Based on the way I interpret you post, I see several problems already, and some of what I see involves more than just the tax side of things. Hopefully, you've not committed to anything yet and have instead decided it's time to educate your self "before" it's to late. For starters:
I am in the process of purchasing a home for a flip....To qualify for the mortgage, I need to have a co-signer. This person would be on title to the home also.
So in reality from a legal standpoint, "I" am not buying anything. Instead "WE" are buying a house to flip.
I am expecting to make enough that I will owe capital gains tax.
Sorry, but that thinking is most likely wrong too. "WE" will owe capital gains tax.
What you are indicating/describing here is at the absolute minimum, a partnership. With such a structure each member of a partnership owns an equal share of the partnership, unless stated otherwise in a legally recognized and legally enforceable partnership agreement. It does not matter how much a partner may have contributed to the partnership either. So if your co-signer is not contributing a penny, they have a legal right and legal claim to their equal share of that arrangement unless clarified otherwise in writing. Of course, they also have an equal obligation to pay the debts of a partnership arrangement too.
Basically, the IRS considers what you call "house flipping" to be a business and the income is considered self-employment income. This is true even if only flipping one house. However, depending on how you set things up, the IRS "could" consider it an investment, and then if you make a profit you have taxable investment income. Likewise if you flip at a loss, then you would have an investment loss.
So my point here is that IT MATTERS how you set things up. Then added to that is how things are treated by your state, if your state taxes personal income. This can get very complicated, very fast. Then if not done right it can easily bankrupt you and you could lose everything, not to mention losing a friend that becomes your lifelong enemy when the mortgage lender and other vendors/contractors come after them for any monies due, because you don't have any money for them to get from you.
You need to seek out and pay for professional help in your local area. You will find it well worth the cost which is a pittance when compared to what you are at risk of losing if you don't do things right.
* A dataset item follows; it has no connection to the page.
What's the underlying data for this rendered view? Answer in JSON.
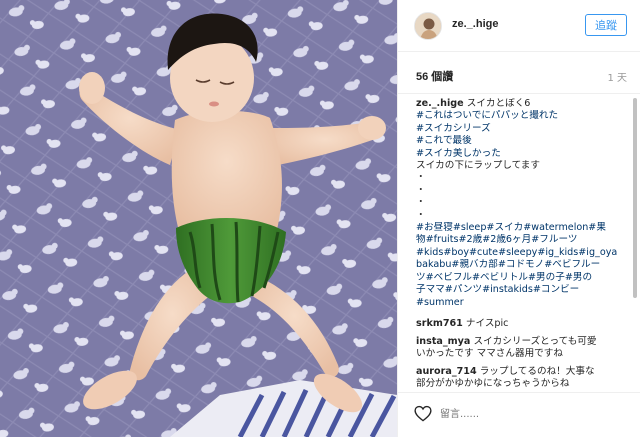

Additionally, all costs incurred for professional help can be claimed as a business expense or investment expenses, if done right.
So you need to seek the services of a CPA or Tax Attorney that is well versed and preferably experienced with what you're getting started on here. Then you also need to talk with a business/investment lawyer to make sure you've got all the T's crossed and I's dotted on all fronts, and not just the tax front.